Pain and suffering. Pain is always a major part of amputation injuries, from the incident itself to phantom pain that can linger for years or even decades.
Why You Need an Attorney
After an amputation injury, you may expect the liable party’s insurance provider to do the right thing and pay up, knowing how much hard work lies ahead for you. But unfortunately, this is usually not the case. No matter how obvious it is that the victim deserves substantial compensation, insurance companies will still do everything they can to pay as little as possible.
They might bring up preexisting conditions, suggest that you could have avoided the incident in some way, or try to find examples of you not following your doctor’s care suggestions. Anything you tell them or that they find out about you can be used against you, and you need a strong attorney to counteract that.
When you choose the Masters Law Firm, you can focus on the hard work ahead of you while trusting that your amputation injury legal case is in good hands. We know that you will need substantial support in the years to come, and we want to fight for compensation that will allow you to get the care and support you need.
Turn to the Masters Law Firm for Help Today
If you are facing life after amputation and you’re not sure what comes next, let us help. With our extensive experience successfully representing personal injury victims in West Virginia, we know what it takes to convince insurance companies pay a full and fair settlement. And if an insurer is not willing to negotiate in good faith, we are ready and able to take your case to trial if necessary.

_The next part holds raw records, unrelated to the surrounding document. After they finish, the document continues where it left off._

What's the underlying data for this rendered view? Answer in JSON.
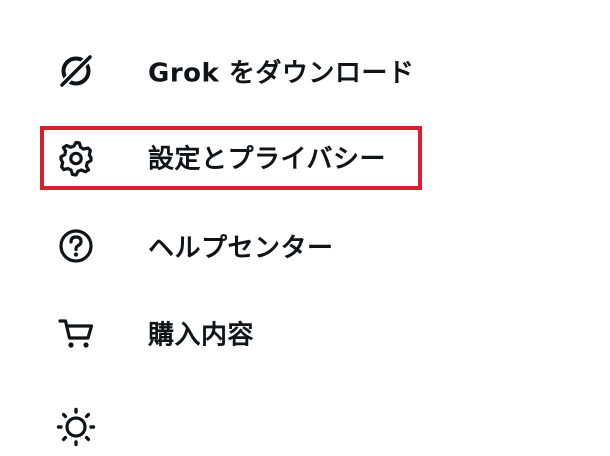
{
  "menu": {
    "items": [
      {
        "label": "Grok をダウンロード",
        "icon": "grok-icon"
      },
      {
        "label": "設定とプライバシー",
        "icon": "gear-icon",
        "highlighted": true
      },
      {
        "label": "ヘルプセンター",
        "icon": "help-circle-icon"
      },
      {
        "label": "購入内容",
        "icon": "cart-icon"
      },
      {
        "label": "",
        "icon": "sun-icon"
      }
    ]
  },
  "colors": {
    "text": "#0f1419",
    "highlight_border": "#d7202f",
    "background": "#ffffff"
  }
}
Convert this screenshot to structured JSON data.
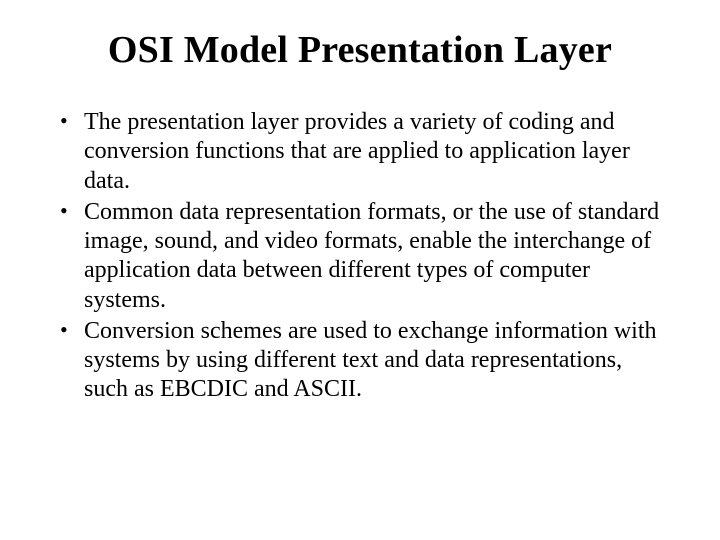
{
  "title": "OSI Model Presentation Layer",
  "bullets": [
    "The presentation layer provides a variety of coding and conversion functions that are applied to application layer data.",
    "Common data representation formats, or the use of standard image, sound, and video formats, enable the interchange of application data between different types of computer systems.",
    "Conversion schemes are used to exchange information with systems by using different text and data representations, such as EBCDIC and ASCII."
  ]
}
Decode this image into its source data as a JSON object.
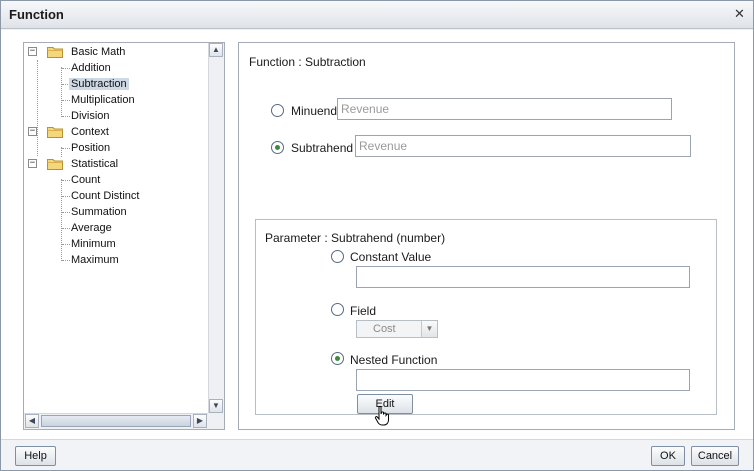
{
  "window": {
    "title": "Function",
    "close_icon": "close-icon"
  },
  "tree": {
    "groups": [
      {
        "label": "Basic Math",
        "children": [
          "Addition",
          "Subtraction",
          "Multiplication",
          "Division"
        ]
      },
      {
        "label": "Context",
        "children": [
          "Position"
        ]
      },
      {
        "label": "Statistical",
        "children": [
          "Count",
          "Count Distinct",
          "Summation",
          "Average",
          "Minimum",
          "Maximum"
        ]
      }
    ],
    "selected": "Subtraction"
  },
  "function": {
    "title": "Function : Subtraction",
    "minuend": {
      "label": "Minuend",
      "value": "Revenue",
      "checked": false
    },
    "subtrahend": {
      "label": "Subtrahend",
      "value": "Revenue",
      "checked": true
    }
  },
  "parameter": {
    "title": "Parameter : Subtrahend (number)",
    "constant": {
      "label": "Constant Value",
      "value": "",
      "checked": false
    },
    "field": {
      "label": "Field",
      "select_value": "Cost",
      "checked": false
    },
    "nested": {
      "label": "Nested Function",
      "value": "",
      "checked": true
    },
    "edit_label": "Edit"
  },
  "footer": {
    "help_label": "Help",
    "ok_label": "OK",
    "cancel_label": "Cancel"
  },
  "colors": {
    "selected_bg": "#cfd9e6",
    "radio_dot": "#3d8a3a",
    "title_bar": "#dfe3e9"
  }
}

To get started, call our office today at 304-342-3106 or toll free at 1-800-342-3106 or message us online to schedule a free consultation and case assessment. We look forward to serving